To determine if your jelly has reached its setting point, you can also test the temperature.
The setting point for most jellies is 220°F, so you will need a jelly or candy thermometer that can endure high temperatures for this.
The freezer test is one of the best ways to ensure that your homemade jelly preserve will set:
A small bit of the boiling jelly should be spooned onto a dish once it has been removed from the fire.
Check the jelly mixture’s consistency after placing the plate in the freezer for two to three minutes.
It is finished and prepared to pour into jars if it has gelled and begun to set. If the jelly fails the freezer test, put the pan back on the heat and retry the test once the liquid has further thickened.
Now we’ve got making the perfectly set jelly all figured out, let’s take a look at some other common preserve-related questions!
How do you know if jelly has gone bad?
Homemade jelly or jam preserves are meant to remain shelf-stable for a long time, but how can you know when they’ve gone bad?
These delicious preserves can deteriorate quickly once opened, so inspect them carefully before spreading them on toast.
The following are important indicators that your jelly has gone bad:
A coating of mold or yeast on the jelly’s surface.
A bitter or putrid odor, as well as scents of alcohol or yeast.
A textural change, with pockets of watery liquid forming inside or on top of the jelly.
Any of these symptoms could suggest that your jelly or jam has become contaminated with germs and is no longer edible. It’s not worth the risk of eating it, and it’ll most likely taste awful anyway.
If in doubt, toss it out and start fresh with homemade jelly!
Can you eat runny jelly?
There’s still hope if a batch of jelly you produced didn’t set. Even the most skilled jelly cooks occasionally produce a batch of runny jelly that doesn’t set. Making the ideal fruit jelly preserve can be challenging to master. But what can you do with a number of unset jelly jars? This is best thought of as a sweet syrup that can be drizzled over yogurt, desserts, or pancakes. It can be used to flavor ice cream or fruit sorbets, as well as cake mixes and icing.

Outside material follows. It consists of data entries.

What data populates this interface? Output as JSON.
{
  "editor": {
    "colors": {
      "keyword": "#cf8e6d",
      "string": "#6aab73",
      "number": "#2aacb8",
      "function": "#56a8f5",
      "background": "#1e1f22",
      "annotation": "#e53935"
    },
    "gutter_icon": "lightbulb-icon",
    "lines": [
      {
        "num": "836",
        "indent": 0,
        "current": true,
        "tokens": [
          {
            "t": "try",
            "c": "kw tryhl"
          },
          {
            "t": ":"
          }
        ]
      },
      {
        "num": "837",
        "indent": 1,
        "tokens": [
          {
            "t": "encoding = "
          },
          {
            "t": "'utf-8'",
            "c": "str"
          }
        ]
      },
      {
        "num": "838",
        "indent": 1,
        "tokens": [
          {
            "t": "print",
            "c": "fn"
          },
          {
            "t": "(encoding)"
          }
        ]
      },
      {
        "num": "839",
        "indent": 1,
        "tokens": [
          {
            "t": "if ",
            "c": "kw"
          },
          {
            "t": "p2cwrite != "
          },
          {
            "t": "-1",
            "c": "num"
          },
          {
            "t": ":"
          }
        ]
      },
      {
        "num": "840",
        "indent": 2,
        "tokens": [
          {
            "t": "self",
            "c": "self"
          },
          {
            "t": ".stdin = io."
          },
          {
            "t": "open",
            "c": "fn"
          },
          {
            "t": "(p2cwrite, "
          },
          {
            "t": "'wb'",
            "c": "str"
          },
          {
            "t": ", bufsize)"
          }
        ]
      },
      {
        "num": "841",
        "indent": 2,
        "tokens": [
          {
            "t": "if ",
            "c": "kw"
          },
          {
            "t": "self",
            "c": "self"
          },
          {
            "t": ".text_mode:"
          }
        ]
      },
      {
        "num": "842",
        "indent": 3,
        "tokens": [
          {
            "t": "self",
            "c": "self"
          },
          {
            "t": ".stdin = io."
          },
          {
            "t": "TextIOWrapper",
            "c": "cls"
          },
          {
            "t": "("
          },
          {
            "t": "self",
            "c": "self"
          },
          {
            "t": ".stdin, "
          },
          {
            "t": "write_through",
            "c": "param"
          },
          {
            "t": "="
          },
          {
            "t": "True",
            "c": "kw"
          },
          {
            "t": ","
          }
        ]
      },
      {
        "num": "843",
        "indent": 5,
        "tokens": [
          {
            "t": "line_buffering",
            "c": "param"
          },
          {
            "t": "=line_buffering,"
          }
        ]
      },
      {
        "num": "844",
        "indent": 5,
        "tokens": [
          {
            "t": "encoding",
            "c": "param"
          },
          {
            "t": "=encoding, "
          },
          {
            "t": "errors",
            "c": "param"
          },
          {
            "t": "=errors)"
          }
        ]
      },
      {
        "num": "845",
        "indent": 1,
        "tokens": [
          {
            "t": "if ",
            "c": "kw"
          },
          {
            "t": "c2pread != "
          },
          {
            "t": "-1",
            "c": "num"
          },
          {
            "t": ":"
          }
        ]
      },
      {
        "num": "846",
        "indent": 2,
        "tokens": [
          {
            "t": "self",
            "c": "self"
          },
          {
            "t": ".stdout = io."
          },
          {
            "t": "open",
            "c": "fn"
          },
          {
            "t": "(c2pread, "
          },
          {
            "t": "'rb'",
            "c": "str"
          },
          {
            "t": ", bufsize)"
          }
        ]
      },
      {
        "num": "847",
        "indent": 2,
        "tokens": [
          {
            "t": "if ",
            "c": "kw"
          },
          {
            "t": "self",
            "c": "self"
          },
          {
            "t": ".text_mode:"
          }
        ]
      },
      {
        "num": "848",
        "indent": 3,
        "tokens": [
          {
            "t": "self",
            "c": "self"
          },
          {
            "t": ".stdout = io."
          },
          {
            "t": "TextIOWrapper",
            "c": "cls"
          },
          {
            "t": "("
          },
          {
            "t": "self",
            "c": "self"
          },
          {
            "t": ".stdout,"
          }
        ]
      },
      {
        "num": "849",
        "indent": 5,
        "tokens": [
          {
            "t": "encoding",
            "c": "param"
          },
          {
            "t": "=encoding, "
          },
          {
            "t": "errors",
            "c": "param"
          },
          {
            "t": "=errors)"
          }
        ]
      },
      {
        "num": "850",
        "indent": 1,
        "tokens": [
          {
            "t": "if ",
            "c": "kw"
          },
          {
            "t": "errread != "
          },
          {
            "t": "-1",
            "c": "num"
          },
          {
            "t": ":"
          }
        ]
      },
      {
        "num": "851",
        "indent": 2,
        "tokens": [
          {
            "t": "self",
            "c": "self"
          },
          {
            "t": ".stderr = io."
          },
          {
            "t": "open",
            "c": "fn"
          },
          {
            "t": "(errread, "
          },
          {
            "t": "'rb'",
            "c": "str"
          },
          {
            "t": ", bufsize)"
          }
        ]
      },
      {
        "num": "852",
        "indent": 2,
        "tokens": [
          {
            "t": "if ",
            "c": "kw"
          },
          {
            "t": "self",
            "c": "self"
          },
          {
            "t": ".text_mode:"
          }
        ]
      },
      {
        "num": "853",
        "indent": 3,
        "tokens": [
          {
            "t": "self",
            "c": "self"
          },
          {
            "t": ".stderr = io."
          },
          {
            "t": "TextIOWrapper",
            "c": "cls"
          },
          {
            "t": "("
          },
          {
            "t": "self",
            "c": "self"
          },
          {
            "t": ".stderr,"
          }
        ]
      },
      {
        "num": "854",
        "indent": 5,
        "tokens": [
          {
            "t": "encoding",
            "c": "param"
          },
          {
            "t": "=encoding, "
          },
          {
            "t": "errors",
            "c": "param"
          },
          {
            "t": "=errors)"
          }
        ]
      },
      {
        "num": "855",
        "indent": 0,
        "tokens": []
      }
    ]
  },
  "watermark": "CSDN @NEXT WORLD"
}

It’s vital to keep in mind that a batch of jelly that didn’t set may not have a very long shelf life. It would be prudent to store it in the refrigerator and, if feasible, use it within a few weeks. Even more justification for sprinkling a little fruity sweetness on all of your favorite sweet dishes!